Early Thursday, Dropbox user Forrest Fmade an exceptional claimon Dropbox's support forums: "You guys leaked or gave out my email. Why?"
Forrest, it turns out, had employed a trick common among cautious internet users — he used a unique variation of his email address, otherwise known as an alias, whenever he signed up for a new service. That way, the thinking goes, he could see if any companies he trusted with his information weresharingit. If spam arrived in his inbox, he could see that it was sent to an alias, and track it back to its source. Recently, he started getting spam — and it came from his Dropbox address.

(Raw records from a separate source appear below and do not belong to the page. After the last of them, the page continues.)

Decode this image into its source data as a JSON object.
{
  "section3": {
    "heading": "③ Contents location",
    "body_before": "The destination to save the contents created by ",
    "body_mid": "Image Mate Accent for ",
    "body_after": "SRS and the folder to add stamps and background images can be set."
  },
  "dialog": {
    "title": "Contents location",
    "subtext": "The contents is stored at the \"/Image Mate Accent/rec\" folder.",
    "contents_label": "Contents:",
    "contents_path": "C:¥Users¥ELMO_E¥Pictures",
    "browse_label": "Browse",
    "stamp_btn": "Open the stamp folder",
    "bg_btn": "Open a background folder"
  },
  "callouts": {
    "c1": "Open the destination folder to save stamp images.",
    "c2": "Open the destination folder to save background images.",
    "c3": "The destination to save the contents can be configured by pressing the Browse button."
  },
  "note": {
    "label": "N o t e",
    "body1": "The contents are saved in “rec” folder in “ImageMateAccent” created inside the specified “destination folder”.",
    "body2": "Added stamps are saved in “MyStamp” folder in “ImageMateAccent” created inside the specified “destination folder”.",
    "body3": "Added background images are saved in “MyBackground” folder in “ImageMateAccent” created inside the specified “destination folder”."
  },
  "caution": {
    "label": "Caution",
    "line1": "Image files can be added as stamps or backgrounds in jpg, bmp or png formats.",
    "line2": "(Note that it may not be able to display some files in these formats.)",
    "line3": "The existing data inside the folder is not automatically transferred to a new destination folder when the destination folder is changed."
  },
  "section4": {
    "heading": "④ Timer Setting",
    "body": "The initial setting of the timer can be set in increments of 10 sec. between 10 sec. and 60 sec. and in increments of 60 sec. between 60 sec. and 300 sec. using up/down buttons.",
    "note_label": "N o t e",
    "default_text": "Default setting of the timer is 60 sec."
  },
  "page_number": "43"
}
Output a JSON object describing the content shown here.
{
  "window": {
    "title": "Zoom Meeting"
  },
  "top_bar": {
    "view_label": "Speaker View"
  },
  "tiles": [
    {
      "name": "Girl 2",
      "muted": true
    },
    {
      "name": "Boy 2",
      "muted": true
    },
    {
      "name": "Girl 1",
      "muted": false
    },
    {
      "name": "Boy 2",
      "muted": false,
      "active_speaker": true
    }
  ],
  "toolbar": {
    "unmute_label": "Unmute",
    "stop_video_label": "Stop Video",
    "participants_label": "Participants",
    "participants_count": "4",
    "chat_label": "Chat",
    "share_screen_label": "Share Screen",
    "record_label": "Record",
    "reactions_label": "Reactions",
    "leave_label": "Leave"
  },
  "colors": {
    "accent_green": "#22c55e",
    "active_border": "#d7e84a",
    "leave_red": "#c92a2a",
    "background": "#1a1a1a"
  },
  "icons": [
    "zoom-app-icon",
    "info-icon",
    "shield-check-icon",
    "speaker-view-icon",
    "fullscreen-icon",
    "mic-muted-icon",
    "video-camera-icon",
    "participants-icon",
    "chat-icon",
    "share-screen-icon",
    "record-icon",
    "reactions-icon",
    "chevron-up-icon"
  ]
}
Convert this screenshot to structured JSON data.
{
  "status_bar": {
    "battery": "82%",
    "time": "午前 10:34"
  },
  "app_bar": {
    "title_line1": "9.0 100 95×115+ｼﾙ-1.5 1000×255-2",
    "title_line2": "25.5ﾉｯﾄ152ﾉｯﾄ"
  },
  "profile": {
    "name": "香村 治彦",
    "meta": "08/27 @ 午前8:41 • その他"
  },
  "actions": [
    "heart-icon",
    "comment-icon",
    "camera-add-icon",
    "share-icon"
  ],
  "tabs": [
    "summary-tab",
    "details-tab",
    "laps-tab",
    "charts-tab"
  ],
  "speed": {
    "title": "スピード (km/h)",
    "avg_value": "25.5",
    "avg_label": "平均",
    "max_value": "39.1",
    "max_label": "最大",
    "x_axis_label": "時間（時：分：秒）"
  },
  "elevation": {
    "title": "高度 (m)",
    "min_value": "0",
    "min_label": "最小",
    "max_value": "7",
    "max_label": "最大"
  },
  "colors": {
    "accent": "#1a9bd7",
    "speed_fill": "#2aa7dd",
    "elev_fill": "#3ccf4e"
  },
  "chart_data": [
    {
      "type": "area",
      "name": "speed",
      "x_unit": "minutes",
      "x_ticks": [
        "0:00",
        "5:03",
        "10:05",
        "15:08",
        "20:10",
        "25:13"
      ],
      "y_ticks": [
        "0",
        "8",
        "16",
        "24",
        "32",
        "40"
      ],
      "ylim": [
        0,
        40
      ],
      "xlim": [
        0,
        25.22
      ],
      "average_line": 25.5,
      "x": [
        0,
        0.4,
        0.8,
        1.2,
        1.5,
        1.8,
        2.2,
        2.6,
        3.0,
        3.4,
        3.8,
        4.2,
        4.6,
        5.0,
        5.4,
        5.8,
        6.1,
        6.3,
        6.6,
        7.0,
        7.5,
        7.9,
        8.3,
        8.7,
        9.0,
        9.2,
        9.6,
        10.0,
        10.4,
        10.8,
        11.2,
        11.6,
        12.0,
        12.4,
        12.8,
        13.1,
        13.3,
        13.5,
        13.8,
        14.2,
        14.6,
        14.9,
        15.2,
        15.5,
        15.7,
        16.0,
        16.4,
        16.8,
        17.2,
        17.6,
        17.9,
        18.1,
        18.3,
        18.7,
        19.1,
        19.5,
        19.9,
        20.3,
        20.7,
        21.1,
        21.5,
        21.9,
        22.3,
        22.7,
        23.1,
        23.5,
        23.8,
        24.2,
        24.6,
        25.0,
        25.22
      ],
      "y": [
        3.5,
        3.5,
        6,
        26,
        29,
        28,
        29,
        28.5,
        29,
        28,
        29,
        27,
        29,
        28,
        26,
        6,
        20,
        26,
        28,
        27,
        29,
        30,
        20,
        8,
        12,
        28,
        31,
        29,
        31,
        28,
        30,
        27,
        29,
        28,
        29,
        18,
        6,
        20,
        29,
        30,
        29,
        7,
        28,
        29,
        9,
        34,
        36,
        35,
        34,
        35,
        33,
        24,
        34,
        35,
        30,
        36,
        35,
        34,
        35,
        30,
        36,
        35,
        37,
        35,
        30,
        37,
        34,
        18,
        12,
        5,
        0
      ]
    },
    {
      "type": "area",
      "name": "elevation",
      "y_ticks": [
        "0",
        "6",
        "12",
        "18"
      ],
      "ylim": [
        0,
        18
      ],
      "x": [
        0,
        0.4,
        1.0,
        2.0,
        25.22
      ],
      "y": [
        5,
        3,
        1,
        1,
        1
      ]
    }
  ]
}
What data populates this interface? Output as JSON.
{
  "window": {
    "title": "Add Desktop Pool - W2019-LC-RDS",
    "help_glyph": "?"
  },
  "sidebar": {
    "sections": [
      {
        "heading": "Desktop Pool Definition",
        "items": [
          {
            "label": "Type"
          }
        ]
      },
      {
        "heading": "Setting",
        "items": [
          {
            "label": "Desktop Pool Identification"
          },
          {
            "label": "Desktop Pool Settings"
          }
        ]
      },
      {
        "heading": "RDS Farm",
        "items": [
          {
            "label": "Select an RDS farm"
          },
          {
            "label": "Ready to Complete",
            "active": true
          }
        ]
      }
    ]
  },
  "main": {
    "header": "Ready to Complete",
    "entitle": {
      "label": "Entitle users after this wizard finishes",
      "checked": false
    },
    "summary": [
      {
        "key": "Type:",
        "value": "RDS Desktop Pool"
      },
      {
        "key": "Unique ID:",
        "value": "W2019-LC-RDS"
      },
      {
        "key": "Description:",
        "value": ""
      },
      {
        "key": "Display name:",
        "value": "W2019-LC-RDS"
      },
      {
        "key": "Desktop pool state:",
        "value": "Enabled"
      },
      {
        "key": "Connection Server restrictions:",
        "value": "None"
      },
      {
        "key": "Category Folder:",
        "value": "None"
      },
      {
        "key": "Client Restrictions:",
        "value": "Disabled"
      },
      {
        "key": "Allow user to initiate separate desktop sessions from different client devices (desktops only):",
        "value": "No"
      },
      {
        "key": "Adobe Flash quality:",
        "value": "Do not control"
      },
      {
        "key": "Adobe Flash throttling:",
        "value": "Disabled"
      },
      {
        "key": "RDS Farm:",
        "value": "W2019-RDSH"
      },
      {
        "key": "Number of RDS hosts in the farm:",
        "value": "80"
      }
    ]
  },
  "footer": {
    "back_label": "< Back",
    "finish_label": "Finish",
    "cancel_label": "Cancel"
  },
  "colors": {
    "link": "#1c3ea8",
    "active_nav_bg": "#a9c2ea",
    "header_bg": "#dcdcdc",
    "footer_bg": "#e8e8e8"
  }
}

A moderater quicklyaddressedthe claim, saying that Forrest likely hadn't been hacked. "A lot of spammers try hit and miss techniques," he wrote "and you're likely just a random victim rather than a whole mass leak of tons of DB users' emails."
Forrest didn't buy it — "I have several emails set up with several sites some for even a few years. But someone, somehow, figured out just this one. Amazing."
"Right," the moderator said, "That's essentially what I was saying. It was a random guess. Dropbox doesn't give away emails like this."
But then, what started as a single user complain quickly snowballed. Complaints came rolling in, and many confirmed that email addresses used only with Dropbox had started receiving spam"